Enter the name you have selected.

For help with selecting a name for your nonprofit read our comprehensive guide on how to name a Washington D.C. nonprofit.

Section 2: Members

State whether or not the organization will have members.

Section 3: Registered Agent

The registered agent can be any entity registered to do business in Washington D.C. or any person who is a resident of the state. Your organization cannot act as its own registered agent.

Enter the information of the registered agent you have selected.

For more information read our guide: What is a registered agent? and The Washington D.C. Registered Agent Guide.

Section 5: Miscellaneous Provisions

There are two provisions you must include so your organization is eligible to apply for 501(c)(3) status:

1. Describe the purpose of your nonprofit organization.

In order to qualify for 501(c)(3) status, the organization’s purpose must explicitly be limited to one or more of the following:
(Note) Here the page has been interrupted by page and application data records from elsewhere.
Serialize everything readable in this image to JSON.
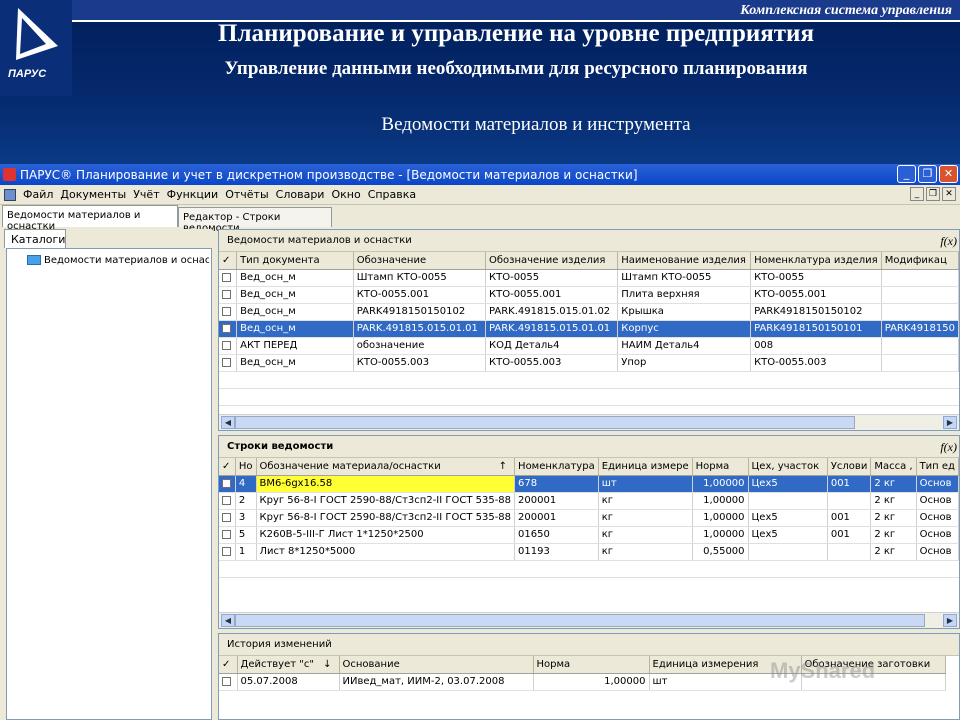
{
  "slide": {
    "top_bar": "Комплексная система управления",
    "logo_text": "ПАРУС",
    "title": "Планирование и управление на уровне предприятия",
    "subtitle": "Управление данными необходимыми для ресурсного планирования",
    "section": "Ведомости материалов и инструмента"
  },
  "window": {
    "title": "ПАРУС® Планирование и учет в дискретном производстве - [Ведомости материалов и оснастки]",
    "buttons": [
      "_",
      "❐",
      "✕"
    ]
  },
  "menu": [
    "Файл",
    "Документы",
    "Учёт",
    "Функции",
    "Отчёты",
    "Словари",
    "Окно",
    "Справка"
  ],
  "tabs": [
    "Ведомости материалов и оснастки",
    "Редактор - Строки ведомости"
  ],
  "catalog": {
    "tab": "Каталоги",
    "tree_item": "Ведомости материалов и оснастки"
  },
  "panel1": {
    "title": "Ведомости материалов и оснастки",
    "fx": "f(x)",
    "columns": [
      "Тип документа",
      "Обозначение",
      "Обозначение изделия",
      "Наименование изделия",
      "Номенклатура изделия",
      "Модификац"
    ],
    "rows": [
      [
        "Вед_осн_м",
        "Штамп КТО-0055",
        "КТО-0055",
        "Штамп КТО-0055",
        "КТО-0055",
        ""
      ],
      [
        "Вед_осн_м",
        "КТО-0055.001",
        "КТО-0055.001",
        "Плита верхняя",
        "КТО-0055.001",
        ""
      ],
      [
        "Вед_осн_м",
        "PARK4918150150102",
        "PARK.491815.015.01.02",
        "Крышка",
        "PARK4918150150102",
        ""
      ],
      [
        "Вед_осн_м",
        "PARK.491815.015.01.01",
        "PARK.491815.015.01.01",
        "Корпус",
        "PARK4918150150101",
        "PARK4918150"
      ],
      [
        "АКТ ПЕРЕД",
        "обозначение",
        "КОД Деталь4",
        "НАИМ Деталь4",
        "008",
        ""
      ],
      [
        "Вед_осн_м",
        "КТО-0055.003",
        "КТО-0055.003",
        "Упор",
        "КТО-0055.003",
        ""
      ]
    ],
    "selected_row": 3
  },
  "panel2": {
    "title": "Строки ведомости",
    "fx": "f(x)",
    "columns": [
      "Но",
      "Обозначение материала/оснастки",
      "Номенклатура",
      "Единица измере",
      "Норма",
      "Цех, участок",
      "Услови",
      "Масса ,",
      "Тип ед"
    ],
    "sort_icon": "↑",
    "rows": [
      [
        "4",
        "ВМ6-6gx16.58",
        "678",
        "шт",
        "1,00000",
        "Цех5",
        "001",
        "2 кг",
        "Основ"
      ],
      [
        "2",
        "Круг 56-8-I ГОСТ 2590-88/Ст3сп2-II ГОСТ 535-88",
        "200001",
        "кг",
        "1,00000",
        "",
        "",
        "2 кг",
        "Основ"
      ],
      [
        "3",
        "Круг 56-8-I ГОСТ 2590-88/Ст3сп2-II ГОСТ 535-88",
        "200001",
        "кг",
        "1,00000",
        "Цех5",
        "001",
        "2 кг",
        "Основ"
      ],
      [
        "5",
        "К260В-5-III-Г Лист  1*1250*2500",
        "01650",
        "кг",
        "1,00000",
        "Цех5",
        "001",
        "2 кг",
        "Основ"
      ],
      [
        "1",
        "Лист  8*1250*5000",
        "01193",
        "кг",
        "0,55000",
        "",
        "",
        "2 кг",
        "Основ"
      ]
    ],
    "selected_row": 0
  },
  "panel3": {
    "title": "История изменений",
    "columns": [
      "Действует \"с\"",
      "Основание",
      "Норма",
      "Единица измерения",
      "Обозначение заготовки"
    ],
    "sort_icon": "↓",
    "rows": [
      [
        "05.07.2008",
        "ИИвед_мат, ИИМ-2, 03.07.2008",
        "1,00000",
        "шт",
        ""
      ]
    ]
  },
  "watermark": "MyShared"
}
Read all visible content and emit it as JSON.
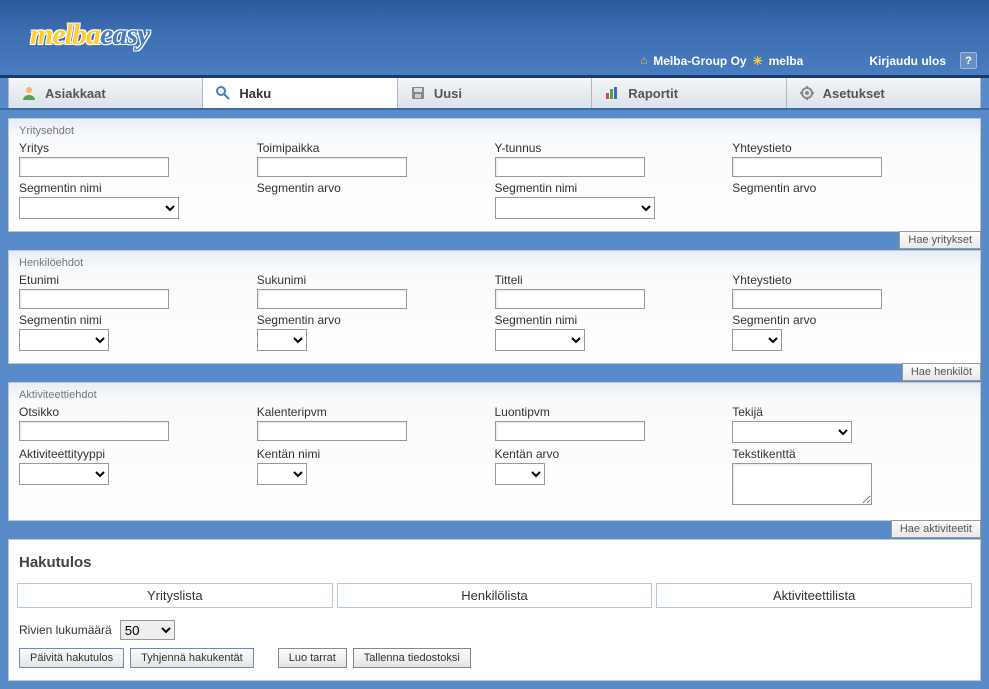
{
  "header": {
    "logo_part1": "melba",
    "logo_part2": "easy",
    "company": "Melba-Group Oy",
    "user": "melba",
    "logout": "Kirjaudu ulos"
  },
  "tabs": {
    "customers": "Asiakkaat",
    "search": "Haku",
    "new": "Uusi",
    "reports": "Raportit",
    "settings": "Asetukset"
  },
  "sections": {
    "company": {
      "title": "Yritysehdot",
      "fields": {
        "yritys": "Yritys",
        "toimipaikka": "Toimipaikka",
        "ytunnus": "Y-tunnus",
        "yhteystieto": "Yhteystieto",
        "seg_nimi": "Segmentin nimi",
        "seg_arvo": "Segmentin arvo"
      },
      "button": "Hae yritykset"
    },
    "person": {
      "title": "Henkilöehdot",
      "fields": {
        "etunimi": "Etunimi",
        "sukunimi": "Sukunimi",
        "titteli": "Titteli",
        "yhteystieto": "Yhteystieto",
        "seg_nimi": "Segmentin nimi",
        "seg_arvo": "Segmentin arvo"
      },
      "button": "Hae henkilöt"
    },
    "activity": {
      "title": "Aktiviteettiehdot",
      "fields": {
        "otsikko": "Otsikko",
        "kalenteripvm": "Kalenteripvm",
        "luontipvm": "Luontipvm",
        "tekija": "Tekijä",
        "tyyppi": "Aktiviteettityyppi",
        "kentan_nimi": "Kentän nimi",
        "kentan_arvo": "Kentän arvo",
        "tekstikentta": "Tekstikenttä"
      },
      "button": "Hae aktiviteetit"
    }
  },
  "results": {
    "title": "Hakutulos",
    "subtabs": {
      "yrityslista": "Yrityslista",
      "henkilolista": "Henkilölista",
      "aktiviteettilista": "Aktiviteettilista"
    },
    "rows_label": "Rivien lukumäärä",
    "rows_value": "50",
    "buttons": {
      "refresh": "Päivitä hakutulos",
      "clear": "Tyhjennä hakukentät",
      "labels": "Luo tarrat",
      "save": "Tallenna tiedostoksi"
    }
  }
}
  • Charitable
  • Religious
  • Educational
  • Scientific
  • Literary
  • Testing for public safety
  • Fostering national/international amateur sports competition
  • Preventing cruelty to animals/children


2. Use this section of the articles of formation to formally state what the assets of the organization will be used for, and what will happen to the assets if the organization is dissolved.

To be eligible for 501(c)(3) status, you must convince the IRS that the organization’s assets will always only be used for the purposes approved under 501(c)(3) rules. To this end, you must include provisions ensuring that in the event your organization is dissolved, the assets of the organization will be used towards tax-exempt purposes.

Section 5 of this sample document provides an example of these provisions required for 501(c)(3) eligibility.

Section 6: Incorporator

The incorporator is the person who completes, signs, and submits the certification of formation. This person does not need to be a part of your organization. This can be you or a lawyer helping you with the process of formation.

When you sign and date the form you are affirming everything written in the form.

How to file the Washington D.C. Articles of Incorporation

You can file online, by mail, or in person.

NOTE: If you file in person, you will be charged an automatic additional expedite fee.

Department of Consumer and Regulatory Affairs
Corporations Division
PO Box 92300
Washington, D.C. 20090

Information: (202) 442-4432

Website: www.dcra.dc.gov

Filing Fee: $80

Washington D.C. Nonprofit Formation FAQ

How long does it take to process Form DNP-1?

Processing typically takes around 15 days. The paperwork can get processed in about 3 days for an additional expedite fee of $50, or the same day for an additional fee of $100.

NOTE: If you wish to expedite processing you must also submit form EX-1 along with the expedite fee.